Canada’s masthead maple tree leave has something more to offer to fight infections acting as an accelerator to antibiotics, especially in dealing with drug-resistant variety, said a new Canadian study.
A concentrated extract of maple syrup combined with common antibiotics can increase the microbes’ suscpetibility and help answer the growing concern about the overuse of antibiotics across the world, say researchers from the McGill University in Canada.
Led by Nathalie Tufenkji, the team of researchers from the Department of Chemical Engineering extracted maple syrup consisting of phenolic compounds, which is abundantly available from the maples trees grown in northern Americas.
In their lab tests, the researchers found the extract on its own has little effect in fighting bacteria but combined with other antibiotics can deter infections of certain type of bacteria, including the common E. Coli and urniary tract infection from Proteus mirabilits.

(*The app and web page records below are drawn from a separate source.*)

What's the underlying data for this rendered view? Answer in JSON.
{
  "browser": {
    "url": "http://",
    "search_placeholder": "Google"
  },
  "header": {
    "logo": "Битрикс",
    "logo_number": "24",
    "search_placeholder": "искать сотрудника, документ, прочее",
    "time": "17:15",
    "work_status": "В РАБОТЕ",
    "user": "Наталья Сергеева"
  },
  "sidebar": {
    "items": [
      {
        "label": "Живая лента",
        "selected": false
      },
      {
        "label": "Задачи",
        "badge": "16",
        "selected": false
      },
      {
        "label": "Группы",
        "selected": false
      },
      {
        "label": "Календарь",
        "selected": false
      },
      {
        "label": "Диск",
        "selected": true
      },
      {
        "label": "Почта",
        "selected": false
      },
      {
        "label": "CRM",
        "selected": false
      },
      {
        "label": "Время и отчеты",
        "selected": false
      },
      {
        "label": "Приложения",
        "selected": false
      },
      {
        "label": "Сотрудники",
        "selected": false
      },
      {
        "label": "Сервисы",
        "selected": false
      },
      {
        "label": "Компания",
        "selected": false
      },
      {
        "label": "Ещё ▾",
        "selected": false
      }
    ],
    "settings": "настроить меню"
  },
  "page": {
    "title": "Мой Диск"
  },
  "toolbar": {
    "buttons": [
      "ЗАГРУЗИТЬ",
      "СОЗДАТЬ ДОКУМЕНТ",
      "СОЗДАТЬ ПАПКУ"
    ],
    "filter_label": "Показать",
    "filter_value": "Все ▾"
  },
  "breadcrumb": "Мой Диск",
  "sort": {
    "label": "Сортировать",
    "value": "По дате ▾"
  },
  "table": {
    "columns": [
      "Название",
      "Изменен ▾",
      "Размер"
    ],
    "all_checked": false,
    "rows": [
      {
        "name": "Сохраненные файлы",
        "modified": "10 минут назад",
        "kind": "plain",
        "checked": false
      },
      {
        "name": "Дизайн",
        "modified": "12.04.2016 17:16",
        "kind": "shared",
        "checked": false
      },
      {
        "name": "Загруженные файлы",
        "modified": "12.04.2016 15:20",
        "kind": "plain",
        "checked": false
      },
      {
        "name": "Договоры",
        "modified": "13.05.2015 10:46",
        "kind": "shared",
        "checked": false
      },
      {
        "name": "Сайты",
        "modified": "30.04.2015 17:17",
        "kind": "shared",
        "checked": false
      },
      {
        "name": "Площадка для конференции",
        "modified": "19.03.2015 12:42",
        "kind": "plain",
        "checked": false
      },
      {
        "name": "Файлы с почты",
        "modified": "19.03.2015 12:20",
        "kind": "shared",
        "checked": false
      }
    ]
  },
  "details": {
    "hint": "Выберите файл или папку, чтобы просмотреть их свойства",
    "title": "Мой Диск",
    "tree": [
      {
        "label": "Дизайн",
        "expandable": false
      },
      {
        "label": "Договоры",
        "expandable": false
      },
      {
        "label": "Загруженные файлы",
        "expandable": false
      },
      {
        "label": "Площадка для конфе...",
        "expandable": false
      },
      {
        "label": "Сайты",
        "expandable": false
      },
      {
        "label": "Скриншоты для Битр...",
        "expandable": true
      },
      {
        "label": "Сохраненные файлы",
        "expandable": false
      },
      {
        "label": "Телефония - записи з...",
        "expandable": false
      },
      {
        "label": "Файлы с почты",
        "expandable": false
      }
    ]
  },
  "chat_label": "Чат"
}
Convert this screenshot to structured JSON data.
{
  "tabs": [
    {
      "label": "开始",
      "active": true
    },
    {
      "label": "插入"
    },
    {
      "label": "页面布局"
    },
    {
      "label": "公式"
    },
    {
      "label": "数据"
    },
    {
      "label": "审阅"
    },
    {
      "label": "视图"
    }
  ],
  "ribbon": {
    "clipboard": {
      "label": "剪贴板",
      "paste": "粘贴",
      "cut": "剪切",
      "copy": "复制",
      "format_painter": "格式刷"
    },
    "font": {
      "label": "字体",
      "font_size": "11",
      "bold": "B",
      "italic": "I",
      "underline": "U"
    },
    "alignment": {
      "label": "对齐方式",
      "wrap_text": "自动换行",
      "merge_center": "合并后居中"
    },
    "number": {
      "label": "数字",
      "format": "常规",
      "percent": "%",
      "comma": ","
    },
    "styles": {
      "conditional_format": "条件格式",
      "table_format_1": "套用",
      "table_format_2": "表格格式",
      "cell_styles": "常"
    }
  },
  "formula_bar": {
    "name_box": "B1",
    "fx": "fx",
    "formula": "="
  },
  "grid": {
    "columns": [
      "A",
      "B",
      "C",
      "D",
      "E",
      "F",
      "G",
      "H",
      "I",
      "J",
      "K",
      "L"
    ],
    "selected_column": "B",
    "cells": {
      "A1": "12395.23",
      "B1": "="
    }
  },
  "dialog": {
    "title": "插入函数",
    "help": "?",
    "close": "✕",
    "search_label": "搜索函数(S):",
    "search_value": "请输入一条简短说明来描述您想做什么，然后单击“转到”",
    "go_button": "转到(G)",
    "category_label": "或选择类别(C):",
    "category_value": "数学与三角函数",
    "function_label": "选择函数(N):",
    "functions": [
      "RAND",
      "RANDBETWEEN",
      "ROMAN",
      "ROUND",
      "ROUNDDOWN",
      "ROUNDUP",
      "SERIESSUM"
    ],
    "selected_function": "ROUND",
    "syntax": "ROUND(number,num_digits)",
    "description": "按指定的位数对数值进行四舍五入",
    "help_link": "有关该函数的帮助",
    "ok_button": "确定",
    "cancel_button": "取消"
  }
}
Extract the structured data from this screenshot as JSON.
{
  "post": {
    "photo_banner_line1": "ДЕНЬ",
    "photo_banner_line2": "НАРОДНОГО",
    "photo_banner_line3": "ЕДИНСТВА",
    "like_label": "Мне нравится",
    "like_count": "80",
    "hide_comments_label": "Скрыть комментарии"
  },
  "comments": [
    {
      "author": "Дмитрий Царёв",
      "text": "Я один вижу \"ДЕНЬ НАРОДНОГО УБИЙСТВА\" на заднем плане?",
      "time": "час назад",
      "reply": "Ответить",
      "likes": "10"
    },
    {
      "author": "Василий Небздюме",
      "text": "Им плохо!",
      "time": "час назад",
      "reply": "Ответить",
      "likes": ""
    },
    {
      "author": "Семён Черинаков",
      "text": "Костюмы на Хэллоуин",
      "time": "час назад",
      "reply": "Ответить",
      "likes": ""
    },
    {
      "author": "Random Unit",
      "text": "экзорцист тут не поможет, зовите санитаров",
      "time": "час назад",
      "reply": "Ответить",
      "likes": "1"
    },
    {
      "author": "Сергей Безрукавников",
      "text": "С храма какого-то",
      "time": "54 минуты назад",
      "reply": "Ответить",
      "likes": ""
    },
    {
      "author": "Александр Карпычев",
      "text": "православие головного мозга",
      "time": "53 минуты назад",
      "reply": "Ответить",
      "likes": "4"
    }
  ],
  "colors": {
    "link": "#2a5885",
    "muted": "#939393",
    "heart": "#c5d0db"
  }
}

The combination antibiotics and maple tree syrup was able to act on drug-resistent bacteria called biofilms, which are a major concern now. It was able to treat the catheter-related urinary tract infections, in particular, said researchers.
The Sugar maple is generally tapped for sap, which is then boiled to make maple syrup or to produce maple sugar or maple taffy. It takes about 40 litres of sugar maple sap to make 1 litre of syrup but only Acer species may be tapped for syrup.
However, researcher have a long way to go before finally concluding on its veracity. “We would have to do in vivo tests, and eventually clinical trials, before we can say what the effect would be in humans,” Tufenkji said.
If proved, the findings may have the potential simple approach to reduce antibiotics overuse or tackle the drug-resistent bacteria. “I could see maple syrup extract being incorporated eventually, for example, into the capsules of antibiotics,” said Tugenkji.
To get the phenolic-rich extract from the maple leaves, they had forzen them before using in the study. The extract has also proved effective in chaning the gene expression of the bacteria, repressing their gene number.
The study was conducted by Tugenkji and two of his post-doctoral fellows Vimal Maisuria and Zeinab Hosseinidoust, with funding from the Natural Sciences and Engineering Research Council of Canada and the Canada Research Chairs program. The findings have been published in the journal Applied and Environmental Microbiology.